  • Fat Boys [Sutra, 1984] A-
  • The Fat Boys Are Back [Sutra, 1985] C+
  • Big and Beautiful [Sutra, 1986] B+
  • The Best Part of the Fat Boys [Sutra, 1987] A-
  • Crushin' [Tin Pan Apple/Polydor, 1987] B
  • Coming Back Hard Again [Tin Pan Apple, 1988] C+

Consumer Guide Reviews:

Fat Boys [Sutra, 1984]
These prize porkers parody insatiability--long after the break of dawn (long after you're limp, Dick), they'll still be stuffing it. They won't ever be great rappers technically, though Prince Markie Dee has the poise and clarity to get close and the bass-kazoo hums and belchlike aspirations of the Human Beat Box show rhythmic instinct and sonic imagination. But their shambling, cheerful fat-boy dance is a party for kids of all ages. I love the hooks on "Fat Boys" and the barks on "Don't You Dog Me," and if "Jail House Rap" is no "Message" or "Hustler's Convention," neither is it a trivialization--at least as silly and serious as Lee Dorsey in the coal mine or Sam Cooke on the chain gang. A-

The Fat Boys Are Back [Sutra, 1985]
Novelty moves never stay fresh for long, but the Run-D.M.C. rip here is pretty extreme--"Don't Be Stupid" is a gimpy copy of the stalwart "You're Blind," "Hard Core Reggae" a lame copy of the gimpy "Roots, Rap, Reggae," "Rock-n-Roll" a paraplegic copy of the powerhouse "Rock Box." The only sparks come off their surviving novelty moves--Human Beat Box and gluttony boasts. C+

Big and Beautiful [Sutra, 1986]
Just by announcing a "stupid def side," they reaffirm their timeless message: stupid is def, def is stupid, all is one. Former sideman Dave Ogrin updates their beats without trying to tackle Rick Rubin head on. Their run-in with the Russkies is as meaningful a cultural exchange as "Rapp Symphony (In C-Minor)." And even more than their moving rendition of "Sex Machine," the title track sits all over rap's serious macho heavies. It may even get these jumbo gigolos something good to eat. B+

The Best Part of the Fat Boys [Sutra, 1987]
A label-changing ceremony that cannibalizes half their debut, it also spices up leftovers from their depressing gold follow-up--who would have thunk their ersatz reggae would outlast Run-D.M.C.'s? A musical commodity in which personality pokes through packaging as much as it does in good Ray Parker or Go-Go's, say--and more than it does in good Thompson Twins or Kool and the Gang.

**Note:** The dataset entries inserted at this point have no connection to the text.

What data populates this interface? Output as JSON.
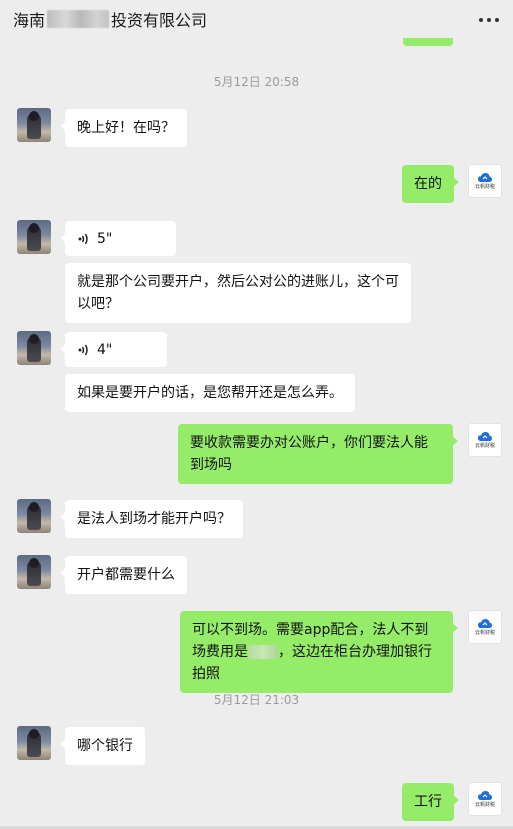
{
  "header": {
    "title_prefix": "海南",
    "title_suffix": "投资有限公司"
  },
  "timestamps": [
    "5月12日 20:58",
    "5月12日 21:03"
  ],
  "logo_text": "云帆财税",
  "messages": [
    {
      "from": "other",
      "type": "text",
      "text": "晚上好！在吗？"
    },
    {
      "from": "self",
      "type": "text",
      "text": "在的"
    },
    {
      "from": "other",
      "type": "voice",
      "duration": "5\""
    },
    {
      "from": "other",
      "type": "text",
      "text": "就是那个公司要开户，然后公对公的进账儿，这个可以吧？"
    },
    {
      "from": "other",
      "type": "voice",
      "duration": "4\""
    },
    {
      "from": "other",
      "type": "text",
      "text": "如果是要开户的话，是您帮开还是怎么弄。"
    },
    {
      "from": "self",
      "type": "text",
      "text": "要收款需要办对公账户，你们要法人能到场吗"
    },
    {
      "from": "other",
      "type": "text",
      "text": "是法人到场才能开户吗？"
    },
    {
      "from": "other",
      "type": "text",
      "text": "开户都需要什么"
    },
    {
      "from": "self",
      "type": "text",
      "text_1": "可以不到场。需要app配合，法人不到场费用是",
      "text_2": "，这边在柜台办理加银行拍照"
    },
    {
      "from": "other",
      "type": "text",
      "text": "哪个银行"
    },
    {
      "from": "self",
      "type": "text",
      "text": "工行"
    }
  ],
  "colors": {
    "background": "#ededed",
    "self_bubble": "#95ec69",
    "other_bubble": "#ffffff",
    "timestamp": "#9b9b9b"
  },
  "icons": {
    "more": "more-dots-icon",
    "voice": "voice-wave-icon",
    "logo": "cloud-logo-icon"
  }
}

A-

Crushin' [Tin Pan Apple/Polydor, 1987]
Rap's longest-running cartoon has all the street credibility of a DONT WALK sign, but that doesn't mean the anticrack and procondom messages won't make an impression with the home viewing audience. Doesn't mean the boys don't crush, either. Once a homemade music starts fulfilling its fantasies in the studio, it can also be manufactured there. B

Coming Back Hard Again [Tin Pan Apple, 1988]
Where's the fat? "Bit Man" says they're bigshots. They eat "Jellyroll" only in the Bessie Smith sense. So when they start going on about "ain't no joke," you know the junk food has finally gone to their heads. C+